If you are a dance fan like me, then look for shows for which the buzz includes mentions of a celebrated choreographer(s) and/or the dancing is promoted as a highlight. Good examples currently are Newsies and Pippin.
Do I want to see a show that everyone's talking about, even if it hasn't gotten great reviews or isn't my usual taste?
If your answer is yes, just please make sure you know what you're getting into, and are willing to spend the money to take the risk simply to be current at the water cooler. I absolutely recommend you see shows that broaden your horizons and expand your comfort zone, but don't choose a show that doesn't appeal to you at all only because it's the "hot new thing."
The flip side of this advice is, with respect to less-than-stellar reviews, sometimes word of mouth is more relevant than a critic's opinion. Do not be afraid to go to a show that seems appealing to you, even if you've heard some negative things, whether person-on-the-street or professional reviews. I'm so glad I didn't let somewhat negative buzz about shows like Chaplin, Big Fish and Hands on a Hardbody scare me off. I would have missed so much.
Am I easily offended by coarse language, sexual situations, racial, political, gay or religious subject matter?

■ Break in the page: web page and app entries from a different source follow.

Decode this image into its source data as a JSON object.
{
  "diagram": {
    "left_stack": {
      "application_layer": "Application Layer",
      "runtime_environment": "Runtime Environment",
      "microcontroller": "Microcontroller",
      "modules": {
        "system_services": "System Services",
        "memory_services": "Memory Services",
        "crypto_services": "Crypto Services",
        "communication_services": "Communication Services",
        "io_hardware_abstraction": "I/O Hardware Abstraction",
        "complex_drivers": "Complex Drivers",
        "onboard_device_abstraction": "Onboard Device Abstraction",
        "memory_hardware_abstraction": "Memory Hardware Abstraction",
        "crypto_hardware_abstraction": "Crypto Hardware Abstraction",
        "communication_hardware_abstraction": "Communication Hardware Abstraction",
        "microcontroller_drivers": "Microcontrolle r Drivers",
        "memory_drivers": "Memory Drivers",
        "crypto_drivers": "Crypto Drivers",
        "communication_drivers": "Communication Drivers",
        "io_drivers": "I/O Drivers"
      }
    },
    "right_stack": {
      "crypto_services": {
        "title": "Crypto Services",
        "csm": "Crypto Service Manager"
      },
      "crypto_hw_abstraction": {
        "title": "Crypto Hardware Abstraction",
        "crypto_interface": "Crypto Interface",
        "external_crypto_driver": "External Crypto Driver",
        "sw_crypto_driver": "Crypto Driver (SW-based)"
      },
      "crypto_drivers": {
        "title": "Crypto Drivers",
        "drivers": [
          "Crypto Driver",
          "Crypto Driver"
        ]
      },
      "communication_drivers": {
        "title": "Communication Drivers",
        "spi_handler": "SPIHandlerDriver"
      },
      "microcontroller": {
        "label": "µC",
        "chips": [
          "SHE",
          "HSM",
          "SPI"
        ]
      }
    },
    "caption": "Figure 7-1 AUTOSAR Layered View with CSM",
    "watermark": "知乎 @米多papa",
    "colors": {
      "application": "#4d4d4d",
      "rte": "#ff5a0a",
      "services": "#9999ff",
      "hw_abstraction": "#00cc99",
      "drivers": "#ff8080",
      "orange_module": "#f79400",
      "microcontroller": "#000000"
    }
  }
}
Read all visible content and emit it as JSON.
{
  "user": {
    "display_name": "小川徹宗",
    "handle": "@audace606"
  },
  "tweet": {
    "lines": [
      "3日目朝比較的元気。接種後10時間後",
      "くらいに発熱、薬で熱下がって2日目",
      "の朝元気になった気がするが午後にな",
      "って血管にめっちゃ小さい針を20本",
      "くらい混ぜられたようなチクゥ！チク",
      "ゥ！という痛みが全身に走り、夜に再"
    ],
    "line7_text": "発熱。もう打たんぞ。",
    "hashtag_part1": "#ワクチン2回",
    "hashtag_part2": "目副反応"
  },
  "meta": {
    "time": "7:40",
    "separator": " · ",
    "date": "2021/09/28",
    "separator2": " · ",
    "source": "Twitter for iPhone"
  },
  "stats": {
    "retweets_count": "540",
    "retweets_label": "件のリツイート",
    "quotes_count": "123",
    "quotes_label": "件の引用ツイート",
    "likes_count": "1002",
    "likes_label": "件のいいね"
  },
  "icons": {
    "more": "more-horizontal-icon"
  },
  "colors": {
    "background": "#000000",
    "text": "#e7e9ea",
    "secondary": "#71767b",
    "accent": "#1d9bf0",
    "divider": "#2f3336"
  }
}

I am constantly amazed at the number of people willing to spend money on tickets to a show they know nothing about. Many, if not most, shows now have websites that will often include video highlights. There are age recommendations/ restrictions listed for some shows, and that may help with a theatre-goer of any age who might have sensitivities to subject matter. It is not always possible to know the prevalence of profanity, for example, but the storyline may give you a clue. The Book of Mormon is a show that telegraphed its potential risk for sensitive audience members because its creators are the creators of the animated (and risqué for many) show South Park. That told me right away that I needed to look carefully, as that's not generally my taste. I ended up loving the show, but I knew what I was likely getting myself into before I went.
One word of caution: do not assume on first reading of a show's synopsis that you know how the story will turn out on stage. A particularly striking example of that is The Scottsboro Boys, a musical about a painful event in the history of civil rights in this country. It was inconceivable to me that you could take this subject matter, make it a musical with a minstrel show format, and not completely appall me. But this show remains one of the most magnificent shows I've ever seen...and I almost didn't see it. Unfortunately, many others didn't take the chance and the show closed much sooner than it should have.
Do I have strong preferences as to where I sit?
If you will only be happy sitting in the center orchestra, or the first few rows, or the first row mezzanine, then be careful about choosing the show that you weren't committed to anyway, and may not enjoy because you were too far away or too far over to the side. That said, if this is your only opportunity to see a particular show that appeals to you, get the best seat you can and if you really, really love it, try to go back and see it again from your preferred location!
Am I taking children to the theater? [see the StageSprites page for more!]
This is an important question of course, and it does seem to go without saying, but check the age recommendations/restrictions for a show at the least. More importantly, talk to your child about what appeals to them; you might be surprised. I read the descriptions of shows to my niece one time and she picked a show that I was nervous she wouldn't like (I knew it was appropriate; I just didn't know if it was her taste)...she LOVED it. The flip side of that is that if you take a child to a show that isn't appropriate for their level or tastes without doing your homework, you could make them reluctant to go back to the theatre.